CSGO Lotto Owners Get Stern Warning in Skins Gambling Case

Counter-Strike Global Offensive Court Case

Cassell and Martin ran a website for gambling virtual weapons, called skins on CSGO.

The YouTubers involved in the CS:GO skins gambling site escaped meaningful punishment in their trials. The pair, who ran a site which allowed underage players to gamble for virtual weapons for Counter-Strike: Global Offensive, did not receive jail time, probation, or even fines.

Thomas “Syndicate” Cassell and Trevor “TmarTn” Martin were accused of using their YouTube channels to promote their gambling site against the YouTube terms and conditions. Worse, Cassell and Martin stood accused of allowing children as young as 13 to gamble on the outcome of 50/50 coin tosses, which determined who won “skins” — weapons which could be used on CSGO.

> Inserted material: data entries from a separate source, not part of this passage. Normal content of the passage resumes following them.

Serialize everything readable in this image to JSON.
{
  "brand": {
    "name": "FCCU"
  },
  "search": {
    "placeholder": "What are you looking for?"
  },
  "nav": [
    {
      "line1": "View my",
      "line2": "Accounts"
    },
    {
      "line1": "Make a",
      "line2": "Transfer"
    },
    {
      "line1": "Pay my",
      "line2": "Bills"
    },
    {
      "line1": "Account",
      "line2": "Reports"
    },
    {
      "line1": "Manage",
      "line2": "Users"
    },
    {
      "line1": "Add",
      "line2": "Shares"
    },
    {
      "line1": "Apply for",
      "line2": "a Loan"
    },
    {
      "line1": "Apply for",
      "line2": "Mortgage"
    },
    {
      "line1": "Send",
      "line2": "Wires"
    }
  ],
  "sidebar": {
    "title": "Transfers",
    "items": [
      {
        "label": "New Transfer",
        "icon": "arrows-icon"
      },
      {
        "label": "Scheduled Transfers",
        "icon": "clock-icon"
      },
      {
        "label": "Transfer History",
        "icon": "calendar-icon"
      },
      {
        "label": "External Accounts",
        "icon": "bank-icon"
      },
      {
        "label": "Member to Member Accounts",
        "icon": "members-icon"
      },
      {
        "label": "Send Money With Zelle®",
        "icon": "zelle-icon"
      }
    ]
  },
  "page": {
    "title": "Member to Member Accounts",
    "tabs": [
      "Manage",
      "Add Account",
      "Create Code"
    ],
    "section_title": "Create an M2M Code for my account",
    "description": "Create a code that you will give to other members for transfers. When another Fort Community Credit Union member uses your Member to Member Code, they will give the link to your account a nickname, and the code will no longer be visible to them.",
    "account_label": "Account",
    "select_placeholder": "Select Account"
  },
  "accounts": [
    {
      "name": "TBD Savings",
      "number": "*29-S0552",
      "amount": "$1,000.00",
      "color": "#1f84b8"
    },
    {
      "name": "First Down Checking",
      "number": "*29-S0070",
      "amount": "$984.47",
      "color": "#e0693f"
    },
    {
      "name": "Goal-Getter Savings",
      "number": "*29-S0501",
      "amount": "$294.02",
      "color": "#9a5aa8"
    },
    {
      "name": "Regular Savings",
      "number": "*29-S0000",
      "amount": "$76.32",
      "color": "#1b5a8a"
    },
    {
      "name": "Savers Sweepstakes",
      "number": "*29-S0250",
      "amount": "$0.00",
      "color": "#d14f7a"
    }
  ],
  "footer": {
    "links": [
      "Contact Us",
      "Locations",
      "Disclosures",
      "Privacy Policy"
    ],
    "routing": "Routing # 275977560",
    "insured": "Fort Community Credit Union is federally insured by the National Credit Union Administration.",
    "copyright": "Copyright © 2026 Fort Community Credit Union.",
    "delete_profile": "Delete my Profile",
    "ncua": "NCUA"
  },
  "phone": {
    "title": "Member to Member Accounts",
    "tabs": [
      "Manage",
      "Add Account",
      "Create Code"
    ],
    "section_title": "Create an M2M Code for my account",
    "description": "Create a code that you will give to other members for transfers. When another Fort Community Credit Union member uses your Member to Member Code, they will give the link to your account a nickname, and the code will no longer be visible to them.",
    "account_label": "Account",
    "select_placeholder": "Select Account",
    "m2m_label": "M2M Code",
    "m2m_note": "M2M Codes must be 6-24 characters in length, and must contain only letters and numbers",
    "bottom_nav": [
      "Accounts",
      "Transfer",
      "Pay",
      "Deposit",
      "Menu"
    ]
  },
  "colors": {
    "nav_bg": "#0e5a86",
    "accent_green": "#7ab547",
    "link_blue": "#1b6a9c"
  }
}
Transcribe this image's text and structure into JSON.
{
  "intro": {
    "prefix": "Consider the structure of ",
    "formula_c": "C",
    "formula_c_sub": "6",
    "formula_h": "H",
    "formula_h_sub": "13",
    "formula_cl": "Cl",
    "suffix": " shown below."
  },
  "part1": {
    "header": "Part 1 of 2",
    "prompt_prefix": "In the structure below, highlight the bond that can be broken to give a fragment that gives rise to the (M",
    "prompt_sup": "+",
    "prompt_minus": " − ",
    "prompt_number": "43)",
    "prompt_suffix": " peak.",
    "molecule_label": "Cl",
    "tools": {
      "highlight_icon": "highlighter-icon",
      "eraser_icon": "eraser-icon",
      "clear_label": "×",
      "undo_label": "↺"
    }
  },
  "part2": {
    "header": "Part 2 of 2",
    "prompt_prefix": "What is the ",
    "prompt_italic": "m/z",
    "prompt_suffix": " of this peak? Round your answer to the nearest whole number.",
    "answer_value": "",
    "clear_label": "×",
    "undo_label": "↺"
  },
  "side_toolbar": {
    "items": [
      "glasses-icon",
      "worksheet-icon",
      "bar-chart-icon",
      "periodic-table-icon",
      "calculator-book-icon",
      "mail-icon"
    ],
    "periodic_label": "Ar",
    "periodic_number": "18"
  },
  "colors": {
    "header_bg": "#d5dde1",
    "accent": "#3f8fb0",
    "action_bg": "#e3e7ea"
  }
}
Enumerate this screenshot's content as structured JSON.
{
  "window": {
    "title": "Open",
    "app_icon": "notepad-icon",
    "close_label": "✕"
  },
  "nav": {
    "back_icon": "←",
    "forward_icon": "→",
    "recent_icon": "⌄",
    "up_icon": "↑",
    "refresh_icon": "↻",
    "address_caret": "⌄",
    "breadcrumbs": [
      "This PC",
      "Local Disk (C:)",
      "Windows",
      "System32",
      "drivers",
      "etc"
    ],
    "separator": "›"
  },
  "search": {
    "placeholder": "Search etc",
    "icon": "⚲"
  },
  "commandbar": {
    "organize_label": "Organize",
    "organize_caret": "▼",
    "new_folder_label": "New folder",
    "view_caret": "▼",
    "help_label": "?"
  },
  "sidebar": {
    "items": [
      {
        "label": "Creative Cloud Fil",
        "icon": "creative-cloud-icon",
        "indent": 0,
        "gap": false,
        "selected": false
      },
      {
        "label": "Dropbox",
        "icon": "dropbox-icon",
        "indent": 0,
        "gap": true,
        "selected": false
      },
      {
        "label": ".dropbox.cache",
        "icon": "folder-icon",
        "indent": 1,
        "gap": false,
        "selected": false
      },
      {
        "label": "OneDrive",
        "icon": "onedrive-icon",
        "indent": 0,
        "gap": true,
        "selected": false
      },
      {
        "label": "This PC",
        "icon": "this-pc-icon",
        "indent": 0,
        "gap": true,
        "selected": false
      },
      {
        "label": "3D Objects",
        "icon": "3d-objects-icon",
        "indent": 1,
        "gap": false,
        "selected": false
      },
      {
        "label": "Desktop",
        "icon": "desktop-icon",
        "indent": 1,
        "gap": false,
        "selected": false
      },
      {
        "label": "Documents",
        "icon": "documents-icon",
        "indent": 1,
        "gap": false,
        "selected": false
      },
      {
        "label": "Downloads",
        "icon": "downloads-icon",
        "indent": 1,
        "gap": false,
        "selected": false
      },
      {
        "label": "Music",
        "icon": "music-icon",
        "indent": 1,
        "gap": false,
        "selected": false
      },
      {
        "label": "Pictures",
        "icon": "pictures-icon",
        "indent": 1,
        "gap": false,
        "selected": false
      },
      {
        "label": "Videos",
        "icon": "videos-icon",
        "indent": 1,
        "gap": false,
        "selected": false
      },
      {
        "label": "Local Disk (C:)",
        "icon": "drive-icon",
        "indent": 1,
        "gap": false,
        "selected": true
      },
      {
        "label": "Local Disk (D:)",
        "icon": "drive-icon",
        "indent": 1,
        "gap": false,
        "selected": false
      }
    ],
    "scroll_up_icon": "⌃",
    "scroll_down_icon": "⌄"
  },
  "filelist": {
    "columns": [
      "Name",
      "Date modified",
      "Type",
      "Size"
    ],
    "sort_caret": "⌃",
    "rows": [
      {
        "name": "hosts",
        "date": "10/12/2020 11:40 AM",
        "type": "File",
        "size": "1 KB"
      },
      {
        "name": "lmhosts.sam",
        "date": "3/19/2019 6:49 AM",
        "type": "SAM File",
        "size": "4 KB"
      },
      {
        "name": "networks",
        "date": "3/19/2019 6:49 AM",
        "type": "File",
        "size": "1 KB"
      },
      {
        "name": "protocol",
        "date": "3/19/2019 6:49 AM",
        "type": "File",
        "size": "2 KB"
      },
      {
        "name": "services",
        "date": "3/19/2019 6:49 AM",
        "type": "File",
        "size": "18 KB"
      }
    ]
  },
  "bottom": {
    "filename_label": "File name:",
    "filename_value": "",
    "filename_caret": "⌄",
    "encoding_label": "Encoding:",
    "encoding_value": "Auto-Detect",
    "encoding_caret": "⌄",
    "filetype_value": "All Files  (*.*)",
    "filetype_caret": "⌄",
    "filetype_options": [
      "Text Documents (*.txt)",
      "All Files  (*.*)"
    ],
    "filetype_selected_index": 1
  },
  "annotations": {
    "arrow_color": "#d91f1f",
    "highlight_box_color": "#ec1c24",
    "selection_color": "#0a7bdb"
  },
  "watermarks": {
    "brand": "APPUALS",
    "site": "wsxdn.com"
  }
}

To convince others to use their website, CSGO Lotto, Syndicate and TmarTn pretended to be average gamblers on the site. With video advertisements like “How to make $13,000 in 5 minutes!”, their YouTube channels were popular with viewers. Because Cassell and Martin could change the parameters of the bets through their interface, the $13,000 they won was not a real depiction of CSGO Lotto.

YouTube Advertisements for CSGO Lotto

At no point during their videos did either let on like they were affiated with the site, much less note that they were owners. YouTube’s terms and conditions require advertisers to reveal their connection to the product they are selling. Cassell and Martin’s YouTube channels were taken down by YouTube months ago, due to violations.

The two also paid other “gaming influencers” to promote CSGO Lotto through their social media circles. Those influencers were paid between $2,5000 and $55,000 to promote the site, while their contracts prohibited them from saying anything negative about CSGO Lotto.

FTC Investigation of Cassell and Martin

When it was revealed that the two were promoting their site through YouTube, the Federal Trade Commission got involved in the investigation. It was thought the FTC might bring down large fines to serve as an example to others who might do the same.

Instead, the FTC ruled that the two should “clearly and conspicuously disclose any material connections with an endorser or between an endorser and any promoted product or service”. That stern warning from the FTC appears to be the sum total of the legal consequences.

Of course, however much the loss of their YouTube channels cost the men, the charges they ran a website which allowed underage gambling were more serious than whatever rules the two broke on YouTube. It does not appear the two face any further criminal charges, at least at this time. Some speculated they might face charges of promoting illegal gambling or even promoting illegal gambling to underage children. That does not so far appear to be a danger.

Valve Lawsuit by CSGO Parents

The chance remains that parents of underage gamers might sue Thomas Cassell and Trevor Martin. Some parents realized that their children had maxed out their credit cards on skins-gambling sites. Those parents sued Valve, the owner of Steam, where CS:GO is played by the most people.

The lawsuit stated that Valve was at fault because it “knowingly allowed, supported, and/or sponsored illegal gambling by allowing millions of Americans to link their individual Steam accounts to third-party websites”.

Later that year, Valve began sending cease-and-desist letters to skins-gambling sites for CS:GO.

It is possible, though, that the parents and their lawyers prefer to sue Valve, because it operates a massively profitable gaming community. As it stands, the fact that CS:GO was not quite as popular as other skins-gambling sites might mean they fly under the radar, so to speak.

FTC Sends Letters to Social Media Influencers

As a further response, the FTC sent 21 letters to social media influencers who promote skin-gambling sites to clearly idetify their monetary connection to those sites. Presumably, if those social media influencers do not remedy the situation, the FTC would come down hard on them.

FIFA Coin Scandal in the UK

Those looking for a contrast should examine a similar case in the United Kingdom. There, Craig “Nepenthez” Douglas and Dylan Ridgy were accused of violating the UK Gambling Act by promoting their FIFA coins site through YouTube and other social media sites.

In that case, Dylan Rigby had to pay a £174,000 fine, while Craig Douglas paid a £91,000 fine. In the case of Rigby and Douglas, neither man had to face jail time in the United Kingdom.